2) Reduce monthly expenses.
1....2....the other 2....you must have meant 3.

I agree, and it's,going to take all 3 to get out of this mess. But for #1, only cash in liquid assets. Do not touch your retirement savings unless you are over 59 and a half and can avoid the tax penalties. That gets tattooed at 10% plus your income tax rate. So for many that is like borrowing at 35% interest - that would be stupid.

I would add a 3B. Pay off debt to avoid compounding interest working against you. As for separating cars from the formula, usually the biggest debts are cars, credit cards, student loan debt, and houses. Car are bad because they depreciate so quickly. Credit cards usually have horrible interest rates and fees.
 

·
Registered
Joined
·
2,130 Posts
Without knowing the OP's "whole" situation, bouncing around ideas are fairly pointless. If the OP decided to open up about his TOTAL financial situation, advising would be easy as we would know where he currently stands. As it is though, we are throwing darts without knowing where the target even is. OP, if you are listening, and don't want to open up on a board like this, I totally understand. You would get bombarded with different ideas anyway and probably wouldn't know which way to turn. Take a few bucks (I know money is tight) and read Dave Ramsey's Total Money Make Over and avoid these types of situations going forward. Most of us have all been down at some point or another. Learn from it, improve, and move on. You may have more options than you realize; you may have very few too. Each situation is unique. I should have been a financial counselor/advisor ;)

I don't agree with everything Dave Ramsey teaches, but you really can't hurt yourself by following his advice either.

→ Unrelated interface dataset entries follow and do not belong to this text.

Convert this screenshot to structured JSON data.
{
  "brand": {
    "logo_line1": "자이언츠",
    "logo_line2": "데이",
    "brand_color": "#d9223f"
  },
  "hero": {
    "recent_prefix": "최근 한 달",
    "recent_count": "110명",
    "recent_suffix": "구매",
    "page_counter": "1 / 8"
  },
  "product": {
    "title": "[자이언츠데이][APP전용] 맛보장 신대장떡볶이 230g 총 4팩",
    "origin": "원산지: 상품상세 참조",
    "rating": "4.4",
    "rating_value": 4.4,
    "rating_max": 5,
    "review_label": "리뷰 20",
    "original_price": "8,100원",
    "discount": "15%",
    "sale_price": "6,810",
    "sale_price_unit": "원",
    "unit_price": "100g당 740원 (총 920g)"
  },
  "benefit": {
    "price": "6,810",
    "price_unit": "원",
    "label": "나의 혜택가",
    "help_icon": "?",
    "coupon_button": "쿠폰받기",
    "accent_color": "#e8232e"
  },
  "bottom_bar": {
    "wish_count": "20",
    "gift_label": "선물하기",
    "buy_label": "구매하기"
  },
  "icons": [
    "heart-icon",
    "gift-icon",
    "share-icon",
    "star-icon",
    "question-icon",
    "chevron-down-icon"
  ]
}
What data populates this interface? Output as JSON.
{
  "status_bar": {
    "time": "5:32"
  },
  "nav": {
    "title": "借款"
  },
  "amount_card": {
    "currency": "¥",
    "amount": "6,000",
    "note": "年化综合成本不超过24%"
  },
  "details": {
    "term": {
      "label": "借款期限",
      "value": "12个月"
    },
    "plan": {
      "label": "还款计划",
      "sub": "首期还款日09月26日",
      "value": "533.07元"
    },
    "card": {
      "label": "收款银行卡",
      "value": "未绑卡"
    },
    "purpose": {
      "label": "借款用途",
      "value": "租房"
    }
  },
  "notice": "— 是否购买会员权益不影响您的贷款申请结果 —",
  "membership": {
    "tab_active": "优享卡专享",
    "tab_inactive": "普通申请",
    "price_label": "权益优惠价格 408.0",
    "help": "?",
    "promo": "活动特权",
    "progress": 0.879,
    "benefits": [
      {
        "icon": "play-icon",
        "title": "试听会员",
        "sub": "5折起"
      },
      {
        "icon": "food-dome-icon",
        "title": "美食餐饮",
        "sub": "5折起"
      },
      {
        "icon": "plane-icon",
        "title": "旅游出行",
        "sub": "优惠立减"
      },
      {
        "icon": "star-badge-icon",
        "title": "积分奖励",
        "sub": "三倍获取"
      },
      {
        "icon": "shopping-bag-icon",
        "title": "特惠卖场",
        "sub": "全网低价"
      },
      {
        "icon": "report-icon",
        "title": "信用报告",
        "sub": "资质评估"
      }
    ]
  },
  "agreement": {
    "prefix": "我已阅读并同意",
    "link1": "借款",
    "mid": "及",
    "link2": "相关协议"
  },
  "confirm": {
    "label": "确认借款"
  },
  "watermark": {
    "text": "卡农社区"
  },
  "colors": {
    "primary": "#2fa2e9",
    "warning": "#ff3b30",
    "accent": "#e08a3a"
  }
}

You can probably listen to most if not all of this book simply by going to youtube.
 
1 - 20 of 43 Posts
Top